Training the allied health assistant for the telerehabilitation assessment of dysphagia

Sharma, Shobha, Ward, Elizabeth C., Burns, Clare, Theodoros, Deborah and Russell, Trevor (2012) Training the allied health assistant for the telerehabilitation assessment of dysphagia. Journal of Telemedicine and Telecare, 18 5: 287-291. doi:10.1258/jtt.2012.111202

Attached Files (Some files may be inaccessible until you login with your UQ eSpace credentials)
Name Description MIMEType Size Downloads
UQ282490_OA.pdf Full text (open access) application/pdf 1.19MB 0

Author Sharma, Shobha
Ward, Elizabeth C.
Burns, Clare
Theodoros, Deborah
Russell, Trevor
Title Training the allied health assistant for the telerehabilitation assessment of dysphagia
Journal name Journal of Telemedicine and Telecare   Check publisher's open access policy
ISSN 1357-633X
Publication date 2012-07-01
Sub-type Article (original research)
DOI 10.1258/jtt.2012.111202
Open Access Status File (Author Post-print)
Volume 18
Issue 5
Start page 287
End page 291
Total pages 5
Place of publication London, United Kingdom
Publisher Royal Society of Medicine Press
Language eng
Abstract We examined the effect of knowledge and task specific training provided to an allied health assistant (AHA), prior to her involvement in facilitating assessments of dysphagia (swallowing disorders) via telerehabilitation.
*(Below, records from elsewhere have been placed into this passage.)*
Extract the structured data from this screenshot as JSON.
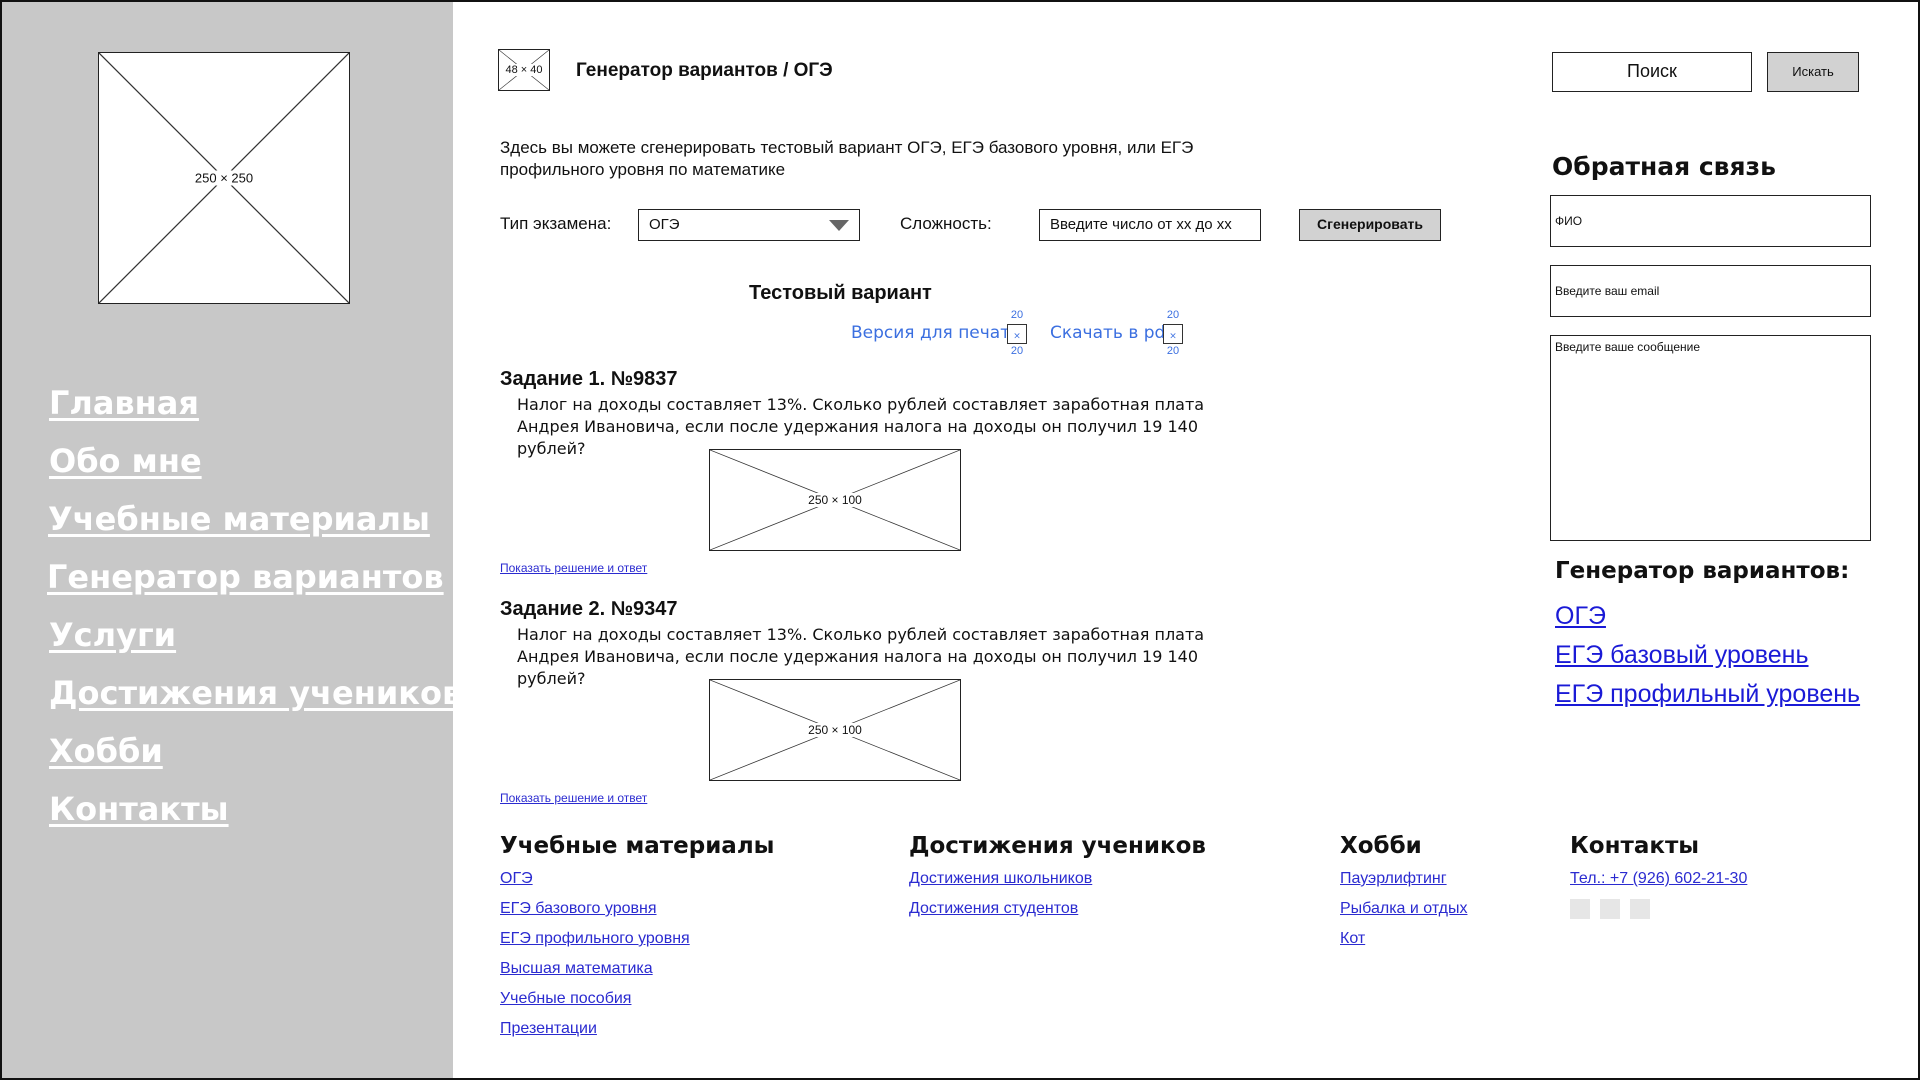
{
  "sidebar": {
    "logo_caption": "250 × 250",
    "nav": [
      "Главная",
      "Обо мне",
      "Учебные материалы",
      "Генератор вариантов",
      "Услуги",
      "Достижения учеников",
      "Хобби",
      "Контакты"
    ]
  },
  "header": {
    "small_logo_caption": "48 × 40",
    "breadcrumb": "Генератор вариантов / ОГЭ",
    "search_placeholder": "Поиск",
    "search_button": "Искать"
  },
  "intro": "Здесь вы можете сгенерировать тестовый вариант ОГЭ, ЕГЭ базового уровня, или ЕГЭ профильного уровня по математике",
  "controls": {
    "exam_label": "Тип экзамена:",
    "exam_value": "ОГЭ",
    "difficulty_label": "Сложность:",
    "difficulty_placeholder": "Введите число от хх до хх",
    "generate_button": "Сгенерировать"
  },
  "variant": {
    "title": "Тестовый вариант",
    "print_link": "Версия для печати",
    "pdf_link": "Скачать в pdf",
    "icon_size": "20"
  },
  "tasks": [
    {
      "title": "Задание 1. №9837",
      "text": "Налог на доходы составляет 13%. Сколько рублей составляет заработная плата Андрея Ивановича, если после удержания налога на доходы он получил 19 140 рублей?",
      "image_caption": "250 × 100",
      "solution_link": "Показать решение и ответ"
    },
    {
      "title": "Задание 2. №9347",
      "text": "Налог на доходы составляет 13%. Сколько рублей составляет заработная плата Андрея Ивановича, если после удержания налога на доходы он получил 19 140 рублей?",
      "image_caption": "250 × 100",
      "solution_link": "Показать решение и ответ"
    }
  ],
  "feedback": {
    "title": "Обратная связь",
    "name_placeholder": "ФИО",
    "email_placeholder": "Введите ваш email",
    "message_placeholder": "Введите ваше сообщение"
  },
  "generator": {
    "title": "Генератор вариантов:",
    "links": [
      "ОГЭ",
      "ЕГЭ базовый уровень",
      "ЕГЭ профильный уровень"
    ]
  },
  "footer": {
    "materials": {
      "title": "Учебные материалы",
      "links": [
        "ОГЭ",
        "ЕГЭ базового уровня",
        "ЕГЭ профильного уровня",
        "Высшая математика",
        "Учебные пособия",
        "Презентации"
      ]
    },
    "achievements": {
      "title": "Достижения учеников",
      "links": [
        "Достижения школьников",
        "Достижения студентов"
      ]
    },
    "hobby": {
      "title": "Хобби",
      "links": [
        "Пауэрлифтинг",
        "Рыбалка и отдых",
        "Кот"
      ]
    },
    "contacts": {
      "title": "Контакты",
      "phone": "Тел.: +7 (926) 602-21-30"
    }
  }
}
The AHA received four hours of training, which included basic theoretical information regarding dysphagia as well as hands-on training with simulated patients. A written test examining swallowing function and its evaluation was completed pre- and then immediately post-training, and then again after the 15th and 30th of 31 consecutive patient assessments. In addition, after each set of 5 clinical dysphagia assessments completed with patients following the training, two speech pathologists rated the AHA's competence in relation to performing the tasks and activities required of her during the telerehabilitation swallowing assessment. The AHA also self-rated the perceived level of confidence at these times. Before training, the assistant's knowledge of dysphagia theory was at 40%. Following training, all tests were above the 80% level. The AHA's performance was rated as competent on each evaluation post-training. The AHA also expressed overall satisfaction with the initial training provided and reported feeling confident after the initial sessions with patients. Thus for an AHA with previous clinical experience, competence and perceived comfort in providing assistance in the sessions was achieved with only a few hours of task specific training.
Q-Index Code C1
Q-Index Status Confirmed Code
Institutional Status UQ

Document type: Journal Article
Sub-type: Article (original research)
Collections: Official 2013 Collection
School of Health and Rehabilitation Sciences Publications
School of Medicine Publications
Version Filter Type
Citation counts: TR Web of Science Citation Count  Cited 3 times in Thomson Reuters Web of Science Article | Citations
Scopus Citation Count Cited 4 times in Scopus Article | Citations
Google Scholar Search Google Scholar
Created: Wed, 26 Sep 2012, 20:56:21 EST by Professor Elizabeth Ward on behalf of School of Health & Rehabilitation Sciences